> **What is being asked**:
Locate every line in the records below that holds the word "water" and return each one.

> **Exercise input**:
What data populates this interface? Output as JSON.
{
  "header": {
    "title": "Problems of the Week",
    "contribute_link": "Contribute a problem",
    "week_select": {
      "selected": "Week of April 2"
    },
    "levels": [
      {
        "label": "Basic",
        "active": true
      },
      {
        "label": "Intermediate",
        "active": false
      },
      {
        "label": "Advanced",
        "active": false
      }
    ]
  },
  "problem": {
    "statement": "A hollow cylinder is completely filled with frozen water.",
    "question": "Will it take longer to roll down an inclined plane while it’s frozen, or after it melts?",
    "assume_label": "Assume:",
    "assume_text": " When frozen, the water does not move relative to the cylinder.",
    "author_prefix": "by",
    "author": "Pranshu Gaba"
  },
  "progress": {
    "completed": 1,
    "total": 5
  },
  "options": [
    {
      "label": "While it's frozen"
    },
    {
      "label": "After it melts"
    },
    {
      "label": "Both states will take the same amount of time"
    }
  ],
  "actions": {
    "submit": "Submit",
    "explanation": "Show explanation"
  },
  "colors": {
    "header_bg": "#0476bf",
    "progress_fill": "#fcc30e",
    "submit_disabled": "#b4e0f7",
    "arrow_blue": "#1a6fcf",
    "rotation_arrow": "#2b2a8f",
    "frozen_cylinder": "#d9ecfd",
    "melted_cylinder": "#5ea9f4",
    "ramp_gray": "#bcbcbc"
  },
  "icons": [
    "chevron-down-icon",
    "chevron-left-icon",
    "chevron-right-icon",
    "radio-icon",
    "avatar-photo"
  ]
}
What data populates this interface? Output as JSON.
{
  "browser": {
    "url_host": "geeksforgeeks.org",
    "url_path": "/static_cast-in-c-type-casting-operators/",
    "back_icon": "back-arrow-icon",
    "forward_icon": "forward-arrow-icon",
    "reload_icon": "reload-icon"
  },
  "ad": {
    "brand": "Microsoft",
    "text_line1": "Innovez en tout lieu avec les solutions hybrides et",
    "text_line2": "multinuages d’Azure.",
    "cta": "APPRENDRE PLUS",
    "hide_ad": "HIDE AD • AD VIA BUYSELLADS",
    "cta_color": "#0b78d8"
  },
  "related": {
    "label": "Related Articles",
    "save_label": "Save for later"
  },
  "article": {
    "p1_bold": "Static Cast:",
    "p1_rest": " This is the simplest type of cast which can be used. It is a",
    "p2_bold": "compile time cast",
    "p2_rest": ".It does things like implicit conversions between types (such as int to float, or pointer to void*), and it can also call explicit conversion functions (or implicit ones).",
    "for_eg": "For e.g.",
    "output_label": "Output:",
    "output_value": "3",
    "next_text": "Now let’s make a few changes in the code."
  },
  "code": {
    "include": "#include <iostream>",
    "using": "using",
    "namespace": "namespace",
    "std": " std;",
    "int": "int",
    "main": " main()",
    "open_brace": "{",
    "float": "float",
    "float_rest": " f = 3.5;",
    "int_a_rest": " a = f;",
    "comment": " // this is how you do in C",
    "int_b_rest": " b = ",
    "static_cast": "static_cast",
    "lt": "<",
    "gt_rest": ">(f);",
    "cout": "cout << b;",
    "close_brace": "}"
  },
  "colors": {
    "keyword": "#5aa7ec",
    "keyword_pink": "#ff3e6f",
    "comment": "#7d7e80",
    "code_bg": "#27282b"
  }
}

> **Solution below**:
    "statement": "A hollow cylinder is completely filled with frozen water.",
    "assume_text": " When frozen, the water does not move relative to the cylinder.",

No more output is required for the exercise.